Lastly. Now that I have said that, you can understand me when I say I've been meeting regularly with my Stake President. Consequence.
He asks me to tell him each time about a tender mercy that I've noticed. I'm not sure how I will describe this one. As a missionary we were counseled not to go into our own past transgressions. It can take you down a dark road. Some said it killed the spirit. But sometimes we were still compelled to share.
I've said lastly and I haven't gotten to that point yet have I?
I saw only one set of footprints in the sand that day, one thing I did know, they weren't mine. There were tender mercies strewn through out it all. My friends. The security guard. The pain in my teeth, the strong warm and still, gentle, touch of my eternal companion at my side. The presence that held me and guided me and made me put down the bottle and begin to fight for my life. That moment when I realized it had always been OK to wail if the situation truly called for it. If the emotion couldn't get out any other way.
If you want to call me a fool for believing, you may. For the first time in a very long time because I have been too afraid of talking to people to do so. I testify in the tender mercies of the atonement of Christ. I testify now to you that he is real and he loves us. No matter how many times you fall. The atonement is continuous. He doesn't just give it to you once. It's there. If you like the parable of the bicycle. Understand, He isn't taking you to the store to buy it. He owns all of the bikes. He has them ready for you. Whether you bring Him a penny or a thousand dollars or the sweat of your brow. I you think you lost the bike after obtaining it. It's still there.

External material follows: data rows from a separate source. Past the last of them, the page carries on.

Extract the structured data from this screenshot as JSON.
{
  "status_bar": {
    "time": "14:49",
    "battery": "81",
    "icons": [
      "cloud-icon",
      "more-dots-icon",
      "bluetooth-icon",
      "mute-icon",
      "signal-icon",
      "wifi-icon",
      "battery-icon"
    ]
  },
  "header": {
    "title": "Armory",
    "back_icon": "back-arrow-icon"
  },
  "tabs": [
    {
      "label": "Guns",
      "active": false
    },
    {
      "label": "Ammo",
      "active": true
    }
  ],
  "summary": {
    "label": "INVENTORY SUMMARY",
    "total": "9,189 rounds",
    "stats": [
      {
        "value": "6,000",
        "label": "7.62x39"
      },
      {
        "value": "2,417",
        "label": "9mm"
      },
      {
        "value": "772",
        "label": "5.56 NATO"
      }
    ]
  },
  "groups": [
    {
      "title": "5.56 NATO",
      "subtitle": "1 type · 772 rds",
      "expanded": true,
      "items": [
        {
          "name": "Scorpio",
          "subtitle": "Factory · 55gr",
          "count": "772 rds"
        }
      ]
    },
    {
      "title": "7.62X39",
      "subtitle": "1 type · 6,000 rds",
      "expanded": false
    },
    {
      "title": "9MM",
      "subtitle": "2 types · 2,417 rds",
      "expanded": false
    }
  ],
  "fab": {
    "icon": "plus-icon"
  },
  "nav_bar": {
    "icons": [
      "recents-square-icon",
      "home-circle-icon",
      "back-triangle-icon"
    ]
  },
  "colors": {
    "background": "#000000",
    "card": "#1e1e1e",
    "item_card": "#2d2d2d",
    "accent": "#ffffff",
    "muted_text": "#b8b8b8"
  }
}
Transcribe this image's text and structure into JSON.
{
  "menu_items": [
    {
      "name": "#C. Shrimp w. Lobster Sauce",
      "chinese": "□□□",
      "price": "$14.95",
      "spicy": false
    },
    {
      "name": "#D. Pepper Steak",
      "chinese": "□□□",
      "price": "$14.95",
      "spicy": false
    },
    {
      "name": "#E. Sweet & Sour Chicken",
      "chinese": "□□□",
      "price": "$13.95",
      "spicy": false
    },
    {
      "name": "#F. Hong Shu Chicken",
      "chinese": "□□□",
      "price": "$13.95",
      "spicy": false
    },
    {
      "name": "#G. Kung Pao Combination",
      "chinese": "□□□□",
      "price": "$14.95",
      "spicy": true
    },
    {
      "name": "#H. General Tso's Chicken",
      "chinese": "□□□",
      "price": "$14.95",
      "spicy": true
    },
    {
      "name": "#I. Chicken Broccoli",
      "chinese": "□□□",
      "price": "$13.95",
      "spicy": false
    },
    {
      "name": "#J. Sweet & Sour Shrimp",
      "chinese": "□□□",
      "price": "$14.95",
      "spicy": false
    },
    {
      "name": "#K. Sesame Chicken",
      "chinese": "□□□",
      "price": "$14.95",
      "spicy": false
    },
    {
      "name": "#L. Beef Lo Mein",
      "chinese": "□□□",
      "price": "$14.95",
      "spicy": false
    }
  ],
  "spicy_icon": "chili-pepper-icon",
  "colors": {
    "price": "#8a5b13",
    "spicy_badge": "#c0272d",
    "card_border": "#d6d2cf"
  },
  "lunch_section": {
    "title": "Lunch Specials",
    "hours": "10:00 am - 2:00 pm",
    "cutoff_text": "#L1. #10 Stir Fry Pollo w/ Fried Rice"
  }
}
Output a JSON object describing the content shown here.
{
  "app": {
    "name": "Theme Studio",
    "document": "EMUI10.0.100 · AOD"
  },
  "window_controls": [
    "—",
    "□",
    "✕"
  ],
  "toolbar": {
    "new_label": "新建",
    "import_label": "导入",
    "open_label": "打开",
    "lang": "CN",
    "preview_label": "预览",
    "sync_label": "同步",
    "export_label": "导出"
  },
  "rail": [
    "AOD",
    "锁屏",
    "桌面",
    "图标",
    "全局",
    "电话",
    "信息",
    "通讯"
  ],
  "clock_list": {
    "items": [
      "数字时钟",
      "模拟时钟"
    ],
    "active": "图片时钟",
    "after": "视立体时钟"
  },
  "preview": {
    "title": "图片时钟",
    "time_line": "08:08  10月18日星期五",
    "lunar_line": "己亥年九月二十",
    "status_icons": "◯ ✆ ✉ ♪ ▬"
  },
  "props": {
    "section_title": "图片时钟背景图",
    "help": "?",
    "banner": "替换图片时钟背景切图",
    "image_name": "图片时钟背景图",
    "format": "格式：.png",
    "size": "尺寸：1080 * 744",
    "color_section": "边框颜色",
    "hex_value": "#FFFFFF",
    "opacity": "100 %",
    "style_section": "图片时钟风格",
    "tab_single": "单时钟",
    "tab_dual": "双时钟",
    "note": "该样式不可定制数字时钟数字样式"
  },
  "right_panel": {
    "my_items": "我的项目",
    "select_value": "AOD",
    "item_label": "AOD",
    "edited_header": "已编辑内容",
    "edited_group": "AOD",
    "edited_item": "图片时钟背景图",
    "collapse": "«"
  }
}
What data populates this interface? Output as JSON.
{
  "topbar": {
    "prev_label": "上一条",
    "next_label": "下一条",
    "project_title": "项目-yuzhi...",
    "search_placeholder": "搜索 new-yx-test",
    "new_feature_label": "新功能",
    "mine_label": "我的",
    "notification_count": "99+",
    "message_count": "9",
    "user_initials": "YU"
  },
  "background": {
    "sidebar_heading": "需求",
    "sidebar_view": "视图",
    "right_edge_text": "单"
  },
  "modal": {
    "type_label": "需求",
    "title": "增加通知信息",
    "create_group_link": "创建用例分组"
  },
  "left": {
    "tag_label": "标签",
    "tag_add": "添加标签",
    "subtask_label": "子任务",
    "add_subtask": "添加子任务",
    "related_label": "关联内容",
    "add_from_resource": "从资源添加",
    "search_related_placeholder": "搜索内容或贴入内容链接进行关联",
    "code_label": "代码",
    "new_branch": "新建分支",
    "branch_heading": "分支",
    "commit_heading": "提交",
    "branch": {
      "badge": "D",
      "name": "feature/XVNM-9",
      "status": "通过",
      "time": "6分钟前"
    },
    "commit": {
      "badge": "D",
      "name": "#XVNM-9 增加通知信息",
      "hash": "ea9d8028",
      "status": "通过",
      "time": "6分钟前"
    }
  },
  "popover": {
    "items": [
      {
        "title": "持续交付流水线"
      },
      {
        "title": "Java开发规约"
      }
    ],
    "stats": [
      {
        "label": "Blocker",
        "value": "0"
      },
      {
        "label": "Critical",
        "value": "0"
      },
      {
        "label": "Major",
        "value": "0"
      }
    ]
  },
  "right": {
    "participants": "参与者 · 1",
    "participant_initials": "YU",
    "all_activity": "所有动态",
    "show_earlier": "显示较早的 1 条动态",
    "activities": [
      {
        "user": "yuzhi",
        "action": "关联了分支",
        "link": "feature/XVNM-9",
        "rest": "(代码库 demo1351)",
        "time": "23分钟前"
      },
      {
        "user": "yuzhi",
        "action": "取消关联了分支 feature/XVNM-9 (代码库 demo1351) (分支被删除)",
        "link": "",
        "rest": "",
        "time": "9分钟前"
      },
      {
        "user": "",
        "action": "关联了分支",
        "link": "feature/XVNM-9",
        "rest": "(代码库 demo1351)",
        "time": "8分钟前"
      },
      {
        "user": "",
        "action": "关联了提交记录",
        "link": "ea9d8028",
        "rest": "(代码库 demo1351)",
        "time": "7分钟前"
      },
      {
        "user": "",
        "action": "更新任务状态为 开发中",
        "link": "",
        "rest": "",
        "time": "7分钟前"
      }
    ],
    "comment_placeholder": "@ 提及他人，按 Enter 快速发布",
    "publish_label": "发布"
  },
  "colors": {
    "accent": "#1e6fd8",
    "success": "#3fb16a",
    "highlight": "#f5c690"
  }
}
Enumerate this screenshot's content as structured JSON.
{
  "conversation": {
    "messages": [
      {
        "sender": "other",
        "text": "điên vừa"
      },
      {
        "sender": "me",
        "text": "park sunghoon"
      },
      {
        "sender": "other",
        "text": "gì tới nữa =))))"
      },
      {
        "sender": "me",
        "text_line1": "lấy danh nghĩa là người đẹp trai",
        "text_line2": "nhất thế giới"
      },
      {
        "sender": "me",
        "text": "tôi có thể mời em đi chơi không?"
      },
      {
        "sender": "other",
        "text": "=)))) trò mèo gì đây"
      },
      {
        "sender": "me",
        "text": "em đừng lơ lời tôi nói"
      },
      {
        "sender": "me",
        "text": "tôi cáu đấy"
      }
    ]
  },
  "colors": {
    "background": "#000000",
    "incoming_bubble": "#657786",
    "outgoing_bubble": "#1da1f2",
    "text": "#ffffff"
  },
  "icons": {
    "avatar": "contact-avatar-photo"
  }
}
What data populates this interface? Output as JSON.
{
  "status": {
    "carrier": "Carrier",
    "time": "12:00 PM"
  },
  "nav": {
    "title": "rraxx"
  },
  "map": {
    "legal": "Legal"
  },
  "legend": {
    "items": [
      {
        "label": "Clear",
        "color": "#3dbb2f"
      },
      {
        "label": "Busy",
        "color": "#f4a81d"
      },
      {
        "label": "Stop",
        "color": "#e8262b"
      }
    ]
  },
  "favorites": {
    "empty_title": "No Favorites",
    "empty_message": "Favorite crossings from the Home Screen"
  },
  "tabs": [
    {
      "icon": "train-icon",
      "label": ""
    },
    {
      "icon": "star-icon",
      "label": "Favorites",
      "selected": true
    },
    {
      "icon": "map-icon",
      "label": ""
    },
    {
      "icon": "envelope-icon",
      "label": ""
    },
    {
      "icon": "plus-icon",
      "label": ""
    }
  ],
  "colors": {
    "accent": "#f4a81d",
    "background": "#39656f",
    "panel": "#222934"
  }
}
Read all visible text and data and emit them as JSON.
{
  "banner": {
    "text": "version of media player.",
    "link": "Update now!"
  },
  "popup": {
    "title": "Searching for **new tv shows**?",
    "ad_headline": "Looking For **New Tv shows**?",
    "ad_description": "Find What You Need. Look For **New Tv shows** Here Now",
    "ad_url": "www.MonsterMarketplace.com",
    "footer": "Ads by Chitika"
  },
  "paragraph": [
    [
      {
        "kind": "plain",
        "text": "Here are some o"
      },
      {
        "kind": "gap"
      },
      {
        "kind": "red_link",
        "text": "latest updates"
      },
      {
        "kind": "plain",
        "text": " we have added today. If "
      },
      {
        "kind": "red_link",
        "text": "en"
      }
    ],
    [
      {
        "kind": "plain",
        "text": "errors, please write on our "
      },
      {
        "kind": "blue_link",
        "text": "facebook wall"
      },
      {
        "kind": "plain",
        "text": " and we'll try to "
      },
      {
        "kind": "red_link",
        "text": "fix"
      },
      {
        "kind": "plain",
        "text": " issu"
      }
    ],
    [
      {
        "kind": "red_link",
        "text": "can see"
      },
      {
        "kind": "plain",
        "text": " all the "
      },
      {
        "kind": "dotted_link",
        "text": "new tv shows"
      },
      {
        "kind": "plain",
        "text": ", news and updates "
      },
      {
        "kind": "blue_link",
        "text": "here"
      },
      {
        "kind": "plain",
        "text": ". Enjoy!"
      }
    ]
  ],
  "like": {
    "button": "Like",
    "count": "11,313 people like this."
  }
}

He owns the atonement and it's there for us. Each of us. This is my testimony.